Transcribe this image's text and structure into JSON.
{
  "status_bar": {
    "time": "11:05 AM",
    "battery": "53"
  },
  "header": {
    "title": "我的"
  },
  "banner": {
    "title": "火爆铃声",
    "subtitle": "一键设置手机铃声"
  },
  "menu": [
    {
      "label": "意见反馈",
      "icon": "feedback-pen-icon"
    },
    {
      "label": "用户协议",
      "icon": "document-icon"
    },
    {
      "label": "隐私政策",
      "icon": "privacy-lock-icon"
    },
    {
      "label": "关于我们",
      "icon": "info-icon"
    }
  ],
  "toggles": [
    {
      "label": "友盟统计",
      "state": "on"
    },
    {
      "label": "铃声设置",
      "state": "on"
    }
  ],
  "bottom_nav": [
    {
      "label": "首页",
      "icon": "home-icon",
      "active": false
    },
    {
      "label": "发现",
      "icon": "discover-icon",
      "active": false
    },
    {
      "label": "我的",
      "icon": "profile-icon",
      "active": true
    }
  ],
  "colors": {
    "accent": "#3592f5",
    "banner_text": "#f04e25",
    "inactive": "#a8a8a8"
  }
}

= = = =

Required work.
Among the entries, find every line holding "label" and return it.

Result.
      "label": "意见反馈",
      "label": "用户协议",
      "label": "隐私政策",
      "label": "关于我们",
      "label": "友盟统计",
      "label": "铃声设置",
      "label": "首页",
      "label": "发现",
      "label": "我的",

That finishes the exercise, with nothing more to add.